Withdrawal Medications

There are currently no medications with FDA approval to specifically treat Dexedrine withdrawal. However, doctors may treat Dexedrine withdrawal with the same medications used to treat withdrawal from cocaine.4 These medications may help relieve some of the symptoms of withdrawal and reduce the risk of relapse. Medications that may be used to treat Dexedrine withdrawal include:

  • Sleep medications such as the antihistamines Benadryl and hydroxyzine (brand name Vistaril), and the antidepressant trazodone (brand name Desyrel) may be used to treat insomnia during withdrawal.3
  • Mirtazapine (brand name Remeron), an antidepressant, has been shown to reduce anxiety during withdrawal.3,5
  • Modafinil (brand name Provigil), a medication that promotes wakefulness, is under review as a possible treatment for cocaine dependence and has been shown to improve abstinence in cocaine-dependent subjects.3,6

Medications are one important aspect of Dexedrine withdrawal treatment. In addition to medications, effective treatment involves support, education, and lifestyle changes.3

Tapering Off Dexedrine

Attempting to taper without professional help or treatment can result in more severe withdrawal symptoms. Doctors may gradually taper users off of Dexedrine, rather than stopping the drug all at once.2 Tapering involves slowly decreasing the dose to ease the withdrawal process and reduce the likelihood of severe depression and fatigue.1 Medical professionals may develop a taper schedule depending on how much of the drug was being used, as well as a person’s body weight, height, and overall health.

Medical professionals consider many factors when developing a taper. Attempting to taper without professional help or treatment can result in more severe withdrawal symptoms, physical discomfort, and possible relapse. The safest way to taper off of Dexedrine is to consult with a healthcare provider.
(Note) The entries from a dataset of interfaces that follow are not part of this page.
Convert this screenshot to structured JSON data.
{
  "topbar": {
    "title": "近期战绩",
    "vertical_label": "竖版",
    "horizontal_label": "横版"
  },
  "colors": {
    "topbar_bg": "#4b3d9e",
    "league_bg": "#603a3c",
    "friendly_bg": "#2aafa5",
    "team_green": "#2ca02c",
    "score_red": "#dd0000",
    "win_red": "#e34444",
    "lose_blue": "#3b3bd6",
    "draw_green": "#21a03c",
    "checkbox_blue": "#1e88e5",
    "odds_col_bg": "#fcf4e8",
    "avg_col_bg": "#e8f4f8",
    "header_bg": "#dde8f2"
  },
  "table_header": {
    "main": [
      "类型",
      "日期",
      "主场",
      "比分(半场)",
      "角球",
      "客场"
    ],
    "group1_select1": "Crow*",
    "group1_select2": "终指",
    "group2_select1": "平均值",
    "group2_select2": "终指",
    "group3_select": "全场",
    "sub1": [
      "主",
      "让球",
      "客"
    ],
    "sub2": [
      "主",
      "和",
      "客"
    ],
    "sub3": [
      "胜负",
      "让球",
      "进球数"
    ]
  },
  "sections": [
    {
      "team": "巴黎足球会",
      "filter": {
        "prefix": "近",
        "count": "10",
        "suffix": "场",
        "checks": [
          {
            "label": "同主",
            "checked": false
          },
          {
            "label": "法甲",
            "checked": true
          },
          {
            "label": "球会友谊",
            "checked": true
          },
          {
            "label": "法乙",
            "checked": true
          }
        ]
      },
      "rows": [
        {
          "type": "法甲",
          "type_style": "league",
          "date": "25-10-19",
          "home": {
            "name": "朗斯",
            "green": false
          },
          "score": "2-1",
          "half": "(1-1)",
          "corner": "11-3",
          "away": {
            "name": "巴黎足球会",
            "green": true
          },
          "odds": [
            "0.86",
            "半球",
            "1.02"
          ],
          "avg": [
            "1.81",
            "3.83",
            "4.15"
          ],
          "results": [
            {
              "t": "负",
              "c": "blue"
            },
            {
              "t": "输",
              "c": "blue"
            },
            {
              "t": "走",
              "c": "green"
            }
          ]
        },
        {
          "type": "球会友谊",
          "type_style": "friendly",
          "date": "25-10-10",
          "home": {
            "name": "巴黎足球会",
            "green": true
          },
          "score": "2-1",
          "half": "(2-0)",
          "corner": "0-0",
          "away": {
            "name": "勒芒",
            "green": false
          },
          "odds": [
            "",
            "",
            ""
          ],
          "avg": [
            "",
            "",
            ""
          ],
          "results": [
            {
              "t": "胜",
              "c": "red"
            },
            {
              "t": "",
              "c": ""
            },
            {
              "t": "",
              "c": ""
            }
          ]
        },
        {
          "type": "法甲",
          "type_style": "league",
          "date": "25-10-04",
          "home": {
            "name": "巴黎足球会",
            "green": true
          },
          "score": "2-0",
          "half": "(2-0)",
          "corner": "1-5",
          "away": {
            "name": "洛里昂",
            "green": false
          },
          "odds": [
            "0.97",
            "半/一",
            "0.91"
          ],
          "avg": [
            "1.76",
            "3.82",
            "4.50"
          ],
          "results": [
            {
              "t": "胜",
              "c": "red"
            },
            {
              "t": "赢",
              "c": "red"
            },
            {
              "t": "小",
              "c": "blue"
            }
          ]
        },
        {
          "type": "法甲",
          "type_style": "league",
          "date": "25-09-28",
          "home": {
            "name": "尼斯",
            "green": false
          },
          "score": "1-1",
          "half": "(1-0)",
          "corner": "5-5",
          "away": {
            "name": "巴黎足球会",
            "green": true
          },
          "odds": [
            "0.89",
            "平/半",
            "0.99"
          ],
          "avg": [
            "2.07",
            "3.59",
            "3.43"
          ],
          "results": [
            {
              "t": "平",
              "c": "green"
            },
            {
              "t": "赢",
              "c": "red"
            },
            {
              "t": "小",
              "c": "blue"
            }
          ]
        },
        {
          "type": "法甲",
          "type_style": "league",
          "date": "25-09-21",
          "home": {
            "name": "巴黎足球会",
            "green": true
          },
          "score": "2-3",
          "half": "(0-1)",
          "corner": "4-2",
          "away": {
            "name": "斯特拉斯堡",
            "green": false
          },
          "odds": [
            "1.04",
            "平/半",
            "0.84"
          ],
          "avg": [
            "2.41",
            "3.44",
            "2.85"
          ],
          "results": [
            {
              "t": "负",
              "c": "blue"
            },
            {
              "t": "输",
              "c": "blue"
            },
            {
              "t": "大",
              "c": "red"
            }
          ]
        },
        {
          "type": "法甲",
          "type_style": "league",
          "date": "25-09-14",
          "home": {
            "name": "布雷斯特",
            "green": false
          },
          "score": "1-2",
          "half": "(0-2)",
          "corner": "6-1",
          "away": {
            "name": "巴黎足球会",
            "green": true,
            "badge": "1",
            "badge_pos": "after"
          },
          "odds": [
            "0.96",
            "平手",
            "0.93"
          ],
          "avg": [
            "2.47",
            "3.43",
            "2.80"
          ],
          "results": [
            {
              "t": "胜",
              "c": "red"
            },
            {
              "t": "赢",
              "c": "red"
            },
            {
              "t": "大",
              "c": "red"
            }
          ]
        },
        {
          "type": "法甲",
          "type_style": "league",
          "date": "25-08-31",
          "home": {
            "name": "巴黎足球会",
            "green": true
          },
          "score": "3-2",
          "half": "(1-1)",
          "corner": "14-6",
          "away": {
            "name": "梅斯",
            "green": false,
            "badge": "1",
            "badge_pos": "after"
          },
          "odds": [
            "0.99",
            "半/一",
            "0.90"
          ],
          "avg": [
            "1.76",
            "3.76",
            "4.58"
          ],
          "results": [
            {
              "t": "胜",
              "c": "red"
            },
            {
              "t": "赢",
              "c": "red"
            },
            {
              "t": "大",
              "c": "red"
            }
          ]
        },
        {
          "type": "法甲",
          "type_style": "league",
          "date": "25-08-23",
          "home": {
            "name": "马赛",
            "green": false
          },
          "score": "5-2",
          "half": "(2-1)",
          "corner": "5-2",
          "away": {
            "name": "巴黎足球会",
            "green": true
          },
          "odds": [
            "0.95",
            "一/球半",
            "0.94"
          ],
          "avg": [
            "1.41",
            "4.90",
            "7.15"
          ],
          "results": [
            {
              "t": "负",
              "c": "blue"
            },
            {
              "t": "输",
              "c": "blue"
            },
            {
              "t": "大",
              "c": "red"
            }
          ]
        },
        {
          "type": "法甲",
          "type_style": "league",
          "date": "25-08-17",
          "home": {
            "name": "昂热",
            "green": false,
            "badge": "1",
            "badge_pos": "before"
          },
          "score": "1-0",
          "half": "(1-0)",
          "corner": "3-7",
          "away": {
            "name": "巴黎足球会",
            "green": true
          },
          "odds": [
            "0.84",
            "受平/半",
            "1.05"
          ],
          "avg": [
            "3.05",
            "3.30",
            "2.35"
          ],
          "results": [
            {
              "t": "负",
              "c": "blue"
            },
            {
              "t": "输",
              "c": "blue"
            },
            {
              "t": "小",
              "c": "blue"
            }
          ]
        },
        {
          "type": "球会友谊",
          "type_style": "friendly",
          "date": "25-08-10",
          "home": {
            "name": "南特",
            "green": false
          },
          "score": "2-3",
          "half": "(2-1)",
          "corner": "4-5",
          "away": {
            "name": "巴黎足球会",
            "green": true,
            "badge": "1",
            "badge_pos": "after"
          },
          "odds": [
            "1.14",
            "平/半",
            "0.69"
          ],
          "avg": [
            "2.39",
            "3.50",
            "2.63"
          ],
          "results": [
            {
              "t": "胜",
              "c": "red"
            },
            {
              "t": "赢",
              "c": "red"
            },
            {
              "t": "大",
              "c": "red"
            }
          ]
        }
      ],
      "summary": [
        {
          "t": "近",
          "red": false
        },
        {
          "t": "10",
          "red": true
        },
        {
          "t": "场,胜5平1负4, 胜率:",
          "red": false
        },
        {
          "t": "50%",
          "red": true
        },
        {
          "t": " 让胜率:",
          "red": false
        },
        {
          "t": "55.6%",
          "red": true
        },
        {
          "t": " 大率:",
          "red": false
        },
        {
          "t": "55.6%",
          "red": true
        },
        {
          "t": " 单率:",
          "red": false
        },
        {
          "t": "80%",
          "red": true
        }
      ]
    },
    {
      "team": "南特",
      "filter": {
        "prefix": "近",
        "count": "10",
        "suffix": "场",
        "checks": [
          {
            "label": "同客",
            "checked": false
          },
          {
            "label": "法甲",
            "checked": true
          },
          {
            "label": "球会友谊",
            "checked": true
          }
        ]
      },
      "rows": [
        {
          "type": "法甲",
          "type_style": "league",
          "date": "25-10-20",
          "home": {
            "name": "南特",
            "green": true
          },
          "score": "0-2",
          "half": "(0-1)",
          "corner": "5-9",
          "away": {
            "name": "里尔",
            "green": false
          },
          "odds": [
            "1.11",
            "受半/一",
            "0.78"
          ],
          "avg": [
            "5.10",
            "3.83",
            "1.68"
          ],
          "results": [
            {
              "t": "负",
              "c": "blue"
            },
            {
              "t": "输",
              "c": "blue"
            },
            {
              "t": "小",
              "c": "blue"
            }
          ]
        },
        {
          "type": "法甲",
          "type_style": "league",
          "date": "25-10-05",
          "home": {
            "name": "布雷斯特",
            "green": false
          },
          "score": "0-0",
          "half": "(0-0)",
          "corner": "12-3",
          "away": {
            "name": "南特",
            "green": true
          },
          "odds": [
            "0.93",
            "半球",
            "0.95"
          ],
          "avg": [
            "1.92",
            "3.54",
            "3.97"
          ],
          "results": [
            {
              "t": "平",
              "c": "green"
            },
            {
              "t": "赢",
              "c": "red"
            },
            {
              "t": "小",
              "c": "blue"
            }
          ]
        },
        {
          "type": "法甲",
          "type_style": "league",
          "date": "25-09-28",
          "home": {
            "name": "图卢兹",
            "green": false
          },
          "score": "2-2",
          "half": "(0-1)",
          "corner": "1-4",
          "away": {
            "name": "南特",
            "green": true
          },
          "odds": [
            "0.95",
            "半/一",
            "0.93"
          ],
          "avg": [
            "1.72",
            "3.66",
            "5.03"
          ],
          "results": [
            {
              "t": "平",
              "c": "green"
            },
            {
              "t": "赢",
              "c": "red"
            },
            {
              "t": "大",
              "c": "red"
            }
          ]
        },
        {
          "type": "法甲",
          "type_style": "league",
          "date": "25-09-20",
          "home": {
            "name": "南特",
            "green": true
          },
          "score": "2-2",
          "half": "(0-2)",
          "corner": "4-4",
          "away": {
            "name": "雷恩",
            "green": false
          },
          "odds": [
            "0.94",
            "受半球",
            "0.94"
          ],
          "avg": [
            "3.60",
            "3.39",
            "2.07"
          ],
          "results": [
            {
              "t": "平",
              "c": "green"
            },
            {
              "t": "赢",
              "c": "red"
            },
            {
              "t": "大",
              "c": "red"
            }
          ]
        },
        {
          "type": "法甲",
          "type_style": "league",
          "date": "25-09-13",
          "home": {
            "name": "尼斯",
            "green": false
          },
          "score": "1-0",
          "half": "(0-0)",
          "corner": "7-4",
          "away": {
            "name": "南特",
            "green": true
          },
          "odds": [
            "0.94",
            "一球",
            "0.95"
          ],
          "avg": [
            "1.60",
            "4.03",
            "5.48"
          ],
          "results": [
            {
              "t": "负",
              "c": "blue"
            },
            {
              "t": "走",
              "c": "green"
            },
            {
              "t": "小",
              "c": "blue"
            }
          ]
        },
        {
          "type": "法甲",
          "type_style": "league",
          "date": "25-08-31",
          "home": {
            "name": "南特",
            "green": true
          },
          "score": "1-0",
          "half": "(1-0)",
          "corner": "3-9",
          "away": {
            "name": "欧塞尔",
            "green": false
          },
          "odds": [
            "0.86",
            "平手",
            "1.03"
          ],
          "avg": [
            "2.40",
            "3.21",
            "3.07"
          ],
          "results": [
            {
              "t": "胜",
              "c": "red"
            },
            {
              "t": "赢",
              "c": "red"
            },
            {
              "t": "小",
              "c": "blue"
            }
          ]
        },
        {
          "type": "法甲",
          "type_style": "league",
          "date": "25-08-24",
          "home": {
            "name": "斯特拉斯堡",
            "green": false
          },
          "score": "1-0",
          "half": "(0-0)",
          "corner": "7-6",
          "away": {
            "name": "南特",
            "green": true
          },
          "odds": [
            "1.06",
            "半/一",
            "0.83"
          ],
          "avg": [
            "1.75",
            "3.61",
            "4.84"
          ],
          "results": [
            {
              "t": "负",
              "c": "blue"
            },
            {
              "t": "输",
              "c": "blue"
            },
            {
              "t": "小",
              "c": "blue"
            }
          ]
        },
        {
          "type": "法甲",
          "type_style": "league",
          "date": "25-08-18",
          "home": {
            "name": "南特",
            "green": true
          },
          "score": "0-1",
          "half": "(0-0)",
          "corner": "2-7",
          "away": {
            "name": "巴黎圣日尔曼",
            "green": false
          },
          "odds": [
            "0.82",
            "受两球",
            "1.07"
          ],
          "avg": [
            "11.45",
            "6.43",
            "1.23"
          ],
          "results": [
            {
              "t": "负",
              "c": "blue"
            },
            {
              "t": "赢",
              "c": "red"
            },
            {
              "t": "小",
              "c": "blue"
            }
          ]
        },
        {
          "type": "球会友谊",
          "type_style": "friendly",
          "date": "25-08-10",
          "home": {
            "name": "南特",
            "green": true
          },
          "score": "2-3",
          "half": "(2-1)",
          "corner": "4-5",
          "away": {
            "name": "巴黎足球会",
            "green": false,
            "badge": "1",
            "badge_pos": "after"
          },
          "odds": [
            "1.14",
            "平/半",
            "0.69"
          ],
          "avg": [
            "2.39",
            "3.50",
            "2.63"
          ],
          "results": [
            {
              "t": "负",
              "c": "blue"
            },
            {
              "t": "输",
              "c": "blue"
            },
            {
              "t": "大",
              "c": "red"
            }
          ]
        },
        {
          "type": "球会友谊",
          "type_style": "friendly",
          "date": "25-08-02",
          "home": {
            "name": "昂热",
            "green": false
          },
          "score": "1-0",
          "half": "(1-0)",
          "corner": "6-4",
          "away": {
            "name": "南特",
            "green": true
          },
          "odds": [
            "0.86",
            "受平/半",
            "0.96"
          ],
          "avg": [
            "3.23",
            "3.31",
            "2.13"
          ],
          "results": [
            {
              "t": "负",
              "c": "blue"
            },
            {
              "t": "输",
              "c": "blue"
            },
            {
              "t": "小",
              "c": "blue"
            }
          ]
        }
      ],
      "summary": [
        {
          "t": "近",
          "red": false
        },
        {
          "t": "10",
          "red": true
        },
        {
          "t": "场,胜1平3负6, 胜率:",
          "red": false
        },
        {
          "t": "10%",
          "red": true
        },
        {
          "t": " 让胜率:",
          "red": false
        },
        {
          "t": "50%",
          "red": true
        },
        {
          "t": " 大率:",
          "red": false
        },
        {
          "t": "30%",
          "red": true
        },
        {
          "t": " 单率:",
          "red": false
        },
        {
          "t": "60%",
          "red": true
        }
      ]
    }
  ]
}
Detoxing Cold Turkey at Home

Dexedrine withdrawal is generally not life-threatening. But it increases the risk of psychological problems. People withdrawing from Dexedrine may experience depression and suicidal thoughts.3 Treatment programs are able to monitor these symptoms and provide medications and therapy as needed.

Detoxing without the support of a structured treatment program may also increase the risk of a relapse. Many users in withdrawal have cravings, or strong urges to use the drug. The treatment provides a drug-free environment and helps teach tools to cope with cravings. Without the support of treatment, users may be at higher risk of acting on their cravings.

[1]. MedlinePlus. (2016). Dextroamphetamine.

[2]. National Institute on Drug Abuse. (2016). Misuse of prescription drugs.

[3]. Substance Abuse and Mental Health Services Administration. (2015). Detoxification and substance abuse treatment. Treatment Improvement Protocol (TIP) Series, No. 45. HHS Publication No. (SMA) 15-4131. Rockville, MD: Center for Substance Abuse Treatment.

[4]. Srisurapanont, M., Jarusuraisin, N., & Kittirattanapaiboon, P. (2001). Treatment for amphetamine withdrawalThe Cochrane Library.

[5]. Kongsakon, R., Papadopoulos, K. I., &Saguansiritham, R. (2005). Mirtazapine in amphetamine detoxification: A placebo-controlled pilot studyInternational Clinical Psychopharmacology20(5), 253-256.

[6]. Ballon, J. S., & Feifel, D. (2006). A systematic review of modafinil: Potential clinical uses and mechanisms of action. Journal of Clinical Psychiatry67(4), 554-566.